The government is making a bold commitment towards combatting climate change with the sale of new petrol and diesel cars to end by 2030.
With business owners making significant savings under the current tax regime over the next four years, businesses are taking the shift to all-electric seriously.
Back in the 1980s, company cars were the way to go for most businesses and their owners. The benefit in kind was cheap, capital allowances respectable, and the cost came out of pre-tax company money. Successive governments have, however, seen the company car as a cash cow, raising the tax cost of a car benefit to a level where they were only suitable for commercial travellers.
Technology has opened the door to all-electric cars that look, feel and perform comparably with their petrol or diesel equivalents, together with a range of incentives to encourage businesses to choose electric vehicles as company cars.
While most petrol and diesel cars get up to just an effective 1.14% annual deduction on the purchase price via capital allowances, the first-year allowance on a new electric vehicle equates to a 19% immediate discount, though some may be clawed back when you sell the car.
Electric vehicles are exempt from both first year and subsequent years’ road fund licence. The tax on the director/employee who uses the car privately is currently based on 1% of the list price of the car when new (rising to 2% from April 6, 2022) and there is no tax on the benefit if the company pays for electricity.
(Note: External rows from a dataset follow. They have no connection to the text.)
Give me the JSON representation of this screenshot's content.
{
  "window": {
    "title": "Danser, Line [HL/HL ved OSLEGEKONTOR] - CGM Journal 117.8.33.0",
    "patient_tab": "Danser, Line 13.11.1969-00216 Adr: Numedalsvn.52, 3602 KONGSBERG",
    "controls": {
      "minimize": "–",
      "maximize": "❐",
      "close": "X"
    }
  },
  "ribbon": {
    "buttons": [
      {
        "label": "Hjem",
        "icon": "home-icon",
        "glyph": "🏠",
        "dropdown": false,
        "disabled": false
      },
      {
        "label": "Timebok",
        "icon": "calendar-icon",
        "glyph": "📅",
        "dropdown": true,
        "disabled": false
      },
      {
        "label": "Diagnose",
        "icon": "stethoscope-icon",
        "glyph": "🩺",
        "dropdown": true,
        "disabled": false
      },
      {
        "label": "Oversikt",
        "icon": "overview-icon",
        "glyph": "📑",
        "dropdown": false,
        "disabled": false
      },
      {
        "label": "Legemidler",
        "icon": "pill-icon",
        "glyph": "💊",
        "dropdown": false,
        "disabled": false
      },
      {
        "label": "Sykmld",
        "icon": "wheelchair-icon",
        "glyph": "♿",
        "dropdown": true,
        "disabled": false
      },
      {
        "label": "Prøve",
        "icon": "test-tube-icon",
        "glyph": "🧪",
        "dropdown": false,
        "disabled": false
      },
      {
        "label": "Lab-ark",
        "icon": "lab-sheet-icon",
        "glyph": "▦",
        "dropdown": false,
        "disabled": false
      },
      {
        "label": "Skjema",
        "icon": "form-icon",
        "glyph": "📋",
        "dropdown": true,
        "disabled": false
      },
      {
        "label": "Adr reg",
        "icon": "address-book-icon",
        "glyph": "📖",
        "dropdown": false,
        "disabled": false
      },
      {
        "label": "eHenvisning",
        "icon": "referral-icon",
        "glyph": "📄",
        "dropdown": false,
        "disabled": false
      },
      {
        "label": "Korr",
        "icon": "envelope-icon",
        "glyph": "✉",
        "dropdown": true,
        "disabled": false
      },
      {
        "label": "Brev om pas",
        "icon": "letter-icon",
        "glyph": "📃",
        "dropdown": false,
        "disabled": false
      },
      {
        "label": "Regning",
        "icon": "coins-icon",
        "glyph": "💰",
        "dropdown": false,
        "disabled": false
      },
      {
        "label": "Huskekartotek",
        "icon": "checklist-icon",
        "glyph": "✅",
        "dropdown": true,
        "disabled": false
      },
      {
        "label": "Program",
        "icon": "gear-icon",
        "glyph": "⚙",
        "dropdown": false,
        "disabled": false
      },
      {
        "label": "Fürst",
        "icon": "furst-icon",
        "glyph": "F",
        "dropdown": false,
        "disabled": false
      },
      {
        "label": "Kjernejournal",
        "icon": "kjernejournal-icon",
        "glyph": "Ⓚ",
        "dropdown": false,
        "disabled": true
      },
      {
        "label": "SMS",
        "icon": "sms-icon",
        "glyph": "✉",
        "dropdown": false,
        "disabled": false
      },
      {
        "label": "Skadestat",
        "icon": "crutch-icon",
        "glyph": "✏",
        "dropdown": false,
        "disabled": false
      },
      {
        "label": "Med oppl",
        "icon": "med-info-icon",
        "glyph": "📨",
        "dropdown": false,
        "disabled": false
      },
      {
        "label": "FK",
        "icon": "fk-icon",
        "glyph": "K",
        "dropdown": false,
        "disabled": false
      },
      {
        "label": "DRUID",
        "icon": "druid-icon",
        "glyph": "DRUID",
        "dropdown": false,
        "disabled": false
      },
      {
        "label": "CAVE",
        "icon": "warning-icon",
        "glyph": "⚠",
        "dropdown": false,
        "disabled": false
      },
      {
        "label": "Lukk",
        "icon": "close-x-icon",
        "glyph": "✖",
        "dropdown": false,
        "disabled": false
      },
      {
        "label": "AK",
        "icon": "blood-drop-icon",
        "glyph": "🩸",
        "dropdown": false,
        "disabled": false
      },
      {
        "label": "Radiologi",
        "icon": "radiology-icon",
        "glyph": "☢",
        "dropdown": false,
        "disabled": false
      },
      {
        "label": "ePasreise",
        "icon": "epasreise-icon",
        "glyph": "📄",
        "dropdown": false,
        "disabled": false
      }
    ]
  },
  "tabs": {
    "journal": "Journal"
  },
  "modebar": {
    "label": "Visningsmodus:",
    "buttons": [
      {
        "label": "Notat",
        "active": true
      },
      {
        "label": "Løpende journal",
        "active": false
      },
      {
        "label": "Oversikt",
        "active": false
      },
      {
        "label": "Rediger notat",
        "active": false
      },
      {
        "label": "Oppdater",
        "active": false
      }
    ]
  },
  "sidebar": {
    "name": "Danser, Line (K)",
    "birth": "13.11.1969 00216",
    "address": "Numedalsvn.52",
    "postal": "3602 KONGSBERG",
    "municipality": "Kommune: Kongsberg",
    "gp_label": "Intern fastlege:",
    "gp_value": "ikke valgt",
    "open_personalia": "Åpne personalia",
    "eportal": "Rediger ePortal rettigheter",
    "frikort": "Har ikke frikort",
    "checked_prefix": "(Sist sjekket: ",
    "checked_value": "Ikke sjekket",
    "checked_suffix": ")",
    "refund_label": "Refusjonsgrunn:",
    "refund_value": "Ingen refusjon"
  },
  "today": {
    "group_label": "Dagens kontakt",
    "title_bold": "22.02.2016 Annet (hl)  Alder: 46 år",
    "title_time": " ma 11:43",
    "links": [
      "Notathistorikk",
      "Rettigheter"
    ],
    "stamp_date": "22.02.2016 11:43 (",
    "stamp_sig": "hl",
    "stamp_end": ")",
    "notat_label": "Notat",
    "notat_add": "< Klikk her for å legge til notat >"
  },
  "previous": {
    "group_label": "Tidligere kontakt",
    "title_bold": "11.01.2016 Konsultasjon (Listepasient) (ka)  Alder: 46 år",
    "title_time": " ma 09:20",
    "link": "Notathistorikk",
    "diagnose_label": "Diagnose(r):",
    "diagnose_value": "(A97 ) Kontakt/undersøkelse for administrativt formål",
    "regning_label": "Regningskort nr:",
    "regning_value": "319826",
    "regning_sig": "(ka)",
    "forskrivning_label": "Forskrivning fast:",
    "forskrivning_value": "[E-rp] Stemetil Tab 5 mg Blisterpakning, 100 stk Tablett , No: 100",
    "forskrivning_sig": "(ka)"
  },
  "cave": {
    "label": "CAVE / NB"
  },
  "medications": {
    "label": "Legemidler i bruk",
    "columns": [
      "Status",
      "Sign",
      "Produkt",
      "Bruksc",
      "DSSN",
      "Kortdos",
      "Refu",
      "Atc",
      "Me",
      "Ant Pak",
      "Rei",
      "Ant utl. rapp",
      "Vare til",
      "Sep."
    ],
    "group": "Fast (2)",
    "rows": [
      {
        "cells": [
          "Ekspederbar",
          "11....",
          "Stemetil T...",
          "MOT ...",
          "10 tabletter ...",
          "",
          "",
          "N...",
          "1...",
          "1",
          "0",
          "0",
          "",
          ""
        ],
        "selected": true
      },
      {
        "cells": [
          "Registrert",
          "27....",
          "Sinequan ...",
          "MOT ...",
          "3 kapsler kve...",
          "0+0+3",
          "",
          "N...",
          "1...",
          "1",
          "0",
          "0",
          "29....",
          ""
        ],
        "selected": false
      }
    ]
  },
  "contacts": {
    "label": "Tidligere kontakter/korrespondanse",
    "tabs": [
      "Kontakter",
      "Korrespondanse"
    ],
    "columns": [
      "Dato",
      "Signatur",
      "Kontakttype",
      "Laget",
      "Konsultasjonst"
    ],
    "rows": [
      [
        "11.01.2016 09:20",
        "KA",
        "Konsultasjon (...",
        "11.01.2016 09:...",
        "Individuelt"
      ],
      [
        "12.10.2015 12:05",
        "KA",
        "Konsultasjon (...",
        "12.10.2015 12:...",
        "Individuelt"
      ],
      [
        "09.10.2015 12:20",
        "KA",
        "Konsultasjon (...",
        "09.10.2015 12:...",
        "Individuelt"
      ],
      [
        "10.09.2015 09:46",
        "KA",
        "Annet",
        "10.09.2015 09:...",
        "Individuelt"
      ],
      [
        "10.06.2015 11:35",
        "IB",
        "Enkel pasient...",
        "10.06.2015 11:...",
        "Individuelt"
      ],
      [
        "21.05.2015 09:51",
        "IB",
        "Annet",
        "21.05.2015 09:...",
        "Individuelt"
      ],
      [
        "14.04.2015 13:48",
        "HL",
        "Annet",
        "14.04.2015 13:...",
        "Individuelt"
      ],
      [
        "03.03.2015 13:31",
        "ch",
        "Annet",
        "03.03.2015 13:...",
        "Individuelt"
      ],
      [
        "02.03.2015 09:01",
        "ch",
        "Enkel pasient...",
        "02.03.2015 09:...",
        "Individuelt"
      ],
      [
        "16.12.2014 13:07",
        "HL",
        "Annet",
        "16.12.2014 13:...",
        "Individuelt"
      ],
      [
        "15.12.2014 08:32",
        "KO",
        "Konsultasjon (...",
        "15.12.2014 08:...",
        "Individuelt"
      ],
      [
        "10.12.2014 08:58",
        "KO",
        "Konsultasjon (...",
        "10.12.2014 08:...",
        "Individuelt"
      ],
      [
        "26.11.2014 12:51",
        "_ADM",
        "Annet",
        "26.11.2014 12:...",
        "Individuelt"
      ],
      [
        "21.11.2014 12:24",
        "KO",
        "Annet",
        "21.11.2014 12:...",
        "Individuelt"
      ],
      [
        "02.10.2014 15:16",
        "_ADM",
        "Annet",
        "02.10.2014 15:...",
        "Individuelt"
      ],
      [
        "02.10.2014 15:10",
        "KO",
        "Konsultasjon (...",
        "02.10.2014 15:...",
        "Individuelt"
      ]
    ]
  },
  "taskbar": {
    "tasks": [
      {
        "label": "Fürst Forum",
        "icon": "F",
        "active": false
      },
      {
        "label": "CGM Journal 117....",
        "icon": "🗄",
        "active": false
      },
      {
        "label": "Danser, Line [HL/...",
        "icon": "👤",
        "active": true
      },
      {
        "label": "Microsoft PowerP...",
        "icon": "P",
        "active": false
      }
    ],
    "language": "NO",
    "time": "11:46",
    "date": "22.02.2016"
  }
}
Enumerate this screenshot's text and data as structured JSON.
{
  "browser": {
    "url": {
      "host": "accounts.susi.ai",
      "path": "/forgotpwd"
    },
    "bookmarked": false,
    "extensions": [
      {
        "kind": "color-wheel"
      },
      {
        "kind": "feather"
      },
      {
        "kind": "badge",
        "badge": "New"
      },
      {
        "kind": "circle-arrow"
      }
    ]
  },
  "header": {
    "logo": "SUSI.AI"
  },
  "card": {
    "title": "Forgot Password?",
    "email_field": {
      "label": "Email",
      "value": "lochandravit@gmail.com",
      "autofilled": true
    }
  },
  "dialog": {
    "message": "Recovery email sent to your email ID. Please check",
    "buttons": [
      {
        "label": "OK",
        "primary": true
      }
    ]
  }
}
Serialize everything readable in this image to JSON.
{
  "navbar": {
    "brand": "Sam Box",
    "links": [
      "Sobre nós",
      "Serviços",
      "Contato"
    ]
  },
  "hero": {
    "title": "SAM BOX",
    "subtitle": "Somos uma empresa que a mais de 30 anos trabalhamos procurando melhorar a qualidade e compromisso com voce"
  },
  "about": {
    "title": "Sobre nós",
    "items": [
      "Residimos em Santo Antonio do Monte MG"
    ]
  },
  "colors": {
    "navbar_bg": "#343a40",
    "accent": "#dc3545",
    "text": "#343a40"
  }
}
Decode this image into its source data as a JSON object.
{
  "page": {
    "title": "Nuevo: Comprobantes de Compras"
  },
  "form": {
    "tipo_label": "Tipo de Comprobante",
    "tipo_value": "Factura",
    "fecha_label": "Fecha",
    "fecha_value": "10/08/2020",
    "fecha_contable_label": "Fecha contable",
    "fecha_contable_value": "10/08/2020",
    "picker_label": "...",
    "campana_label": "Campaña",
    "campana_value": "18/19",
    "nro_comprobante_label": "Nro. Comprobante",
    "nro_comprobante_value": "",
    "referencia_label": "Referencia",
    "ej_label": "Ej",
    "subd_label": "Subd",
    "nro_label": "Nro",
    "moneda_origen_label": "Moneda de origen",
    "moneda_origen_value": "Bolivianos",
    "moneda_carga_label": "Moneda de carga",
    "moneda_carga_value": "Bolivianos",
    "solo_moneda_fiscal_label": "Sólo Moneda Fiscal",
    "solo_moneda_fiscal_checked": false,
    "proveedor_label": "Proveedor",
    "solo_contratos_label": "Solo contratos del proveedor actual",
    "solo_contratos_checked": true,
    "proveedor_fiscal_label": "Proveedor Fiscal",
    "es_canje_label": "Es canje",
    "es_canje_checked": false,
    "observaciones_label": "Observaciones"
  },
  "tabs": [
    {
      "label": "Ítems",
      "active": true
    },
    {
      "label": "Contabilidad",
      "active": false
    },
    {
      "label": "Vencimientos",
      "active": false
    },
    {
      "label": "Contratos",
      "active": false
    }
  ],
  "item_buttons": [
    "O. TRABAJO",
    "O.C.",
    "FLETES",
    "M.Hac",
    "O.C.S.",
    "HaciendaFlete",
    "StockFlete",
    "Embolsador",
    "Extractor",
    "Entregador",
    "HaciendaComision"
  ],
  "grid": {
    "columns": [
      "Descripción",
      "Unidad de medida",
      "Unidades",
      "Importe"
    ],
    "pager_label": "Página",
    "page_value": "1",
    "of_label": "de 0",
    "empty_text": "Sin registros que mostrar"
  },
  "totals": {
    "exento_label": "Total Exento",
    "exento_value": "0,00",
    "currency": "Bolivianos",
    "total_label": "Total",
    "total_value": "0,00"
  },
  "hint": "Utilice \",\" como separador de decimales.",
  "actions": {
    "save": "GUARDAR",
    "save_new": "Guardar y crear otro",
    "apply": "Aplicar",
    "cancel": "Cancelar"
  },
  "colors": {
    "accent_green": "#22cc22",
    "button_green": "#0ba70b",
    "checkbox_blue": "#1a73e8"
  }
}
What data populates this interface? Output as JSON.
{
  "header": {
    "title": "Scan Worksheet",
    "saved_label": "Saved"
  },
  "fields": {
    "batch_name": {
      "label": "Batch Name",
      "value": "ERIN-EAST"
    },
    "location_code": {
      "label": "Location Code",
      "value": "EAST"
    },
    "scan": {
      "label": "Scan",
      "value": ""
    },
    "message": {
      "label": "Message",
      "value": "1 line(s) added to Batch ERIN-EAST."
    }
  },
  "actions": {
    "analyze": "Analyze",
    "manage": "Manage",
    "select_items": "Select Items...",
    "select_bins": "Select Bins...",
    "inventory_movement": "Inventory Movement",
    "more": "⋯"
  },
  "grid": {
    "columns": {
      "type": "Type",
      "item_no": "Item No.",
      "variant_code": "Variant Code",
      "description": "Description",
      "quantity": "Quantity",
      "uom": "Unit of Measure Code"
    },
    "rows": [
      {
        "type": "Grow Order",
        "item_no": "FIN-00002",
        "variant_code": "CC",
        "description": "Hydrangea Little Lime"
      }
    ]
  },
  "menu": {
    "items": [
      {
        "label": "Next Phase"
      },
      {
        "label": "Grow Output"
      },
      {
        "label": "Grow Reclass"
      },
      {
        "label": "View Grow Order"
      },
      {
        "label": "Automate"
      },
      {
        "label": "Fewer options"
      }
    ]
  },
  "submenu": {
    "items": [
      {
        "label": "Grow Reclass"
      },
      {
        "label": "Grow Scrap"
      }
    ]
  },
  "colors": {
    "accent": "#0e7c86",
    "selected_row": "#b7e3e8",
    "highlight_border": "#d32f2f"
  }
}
A £350 grant is also available for the installation of a charging point at home, and, if the company pays, the benefit in kind is zero. The company will get 100% first year allowances on it, too.
The cost of maintenance of electric vehicles is usually low, typically needing servicing every two years with fewer moving parts. There are, however, things businesses and their owners need to keep in mind that may deter them from choosing fully electric vehicles.
The biggest is that certain tax incentives only apply if you can buy the car through your company, and an electric vehicle costs roughly 25% more than its petrol or diesel equivalent.
Whilst improving, range and ability to charge is also often a deal-breaker for many drivers, as are the largely unknown second-hand values.
Most important, perhaps, is that the incentives are bound to disappear once an EV is the norm, so at a guess, by around 2025, we can expect to see the incentive dwindle.
The various incentives for electric vehicles are in operation in 2021/22. Governments notoriously tinker with car benefit in kind charges, and what is the case this year may not be here next year. The best information is that most of these incentives will be here till 2025.
Liam Henry, Principal at accountants Hillier Hopkins, can be reached by email at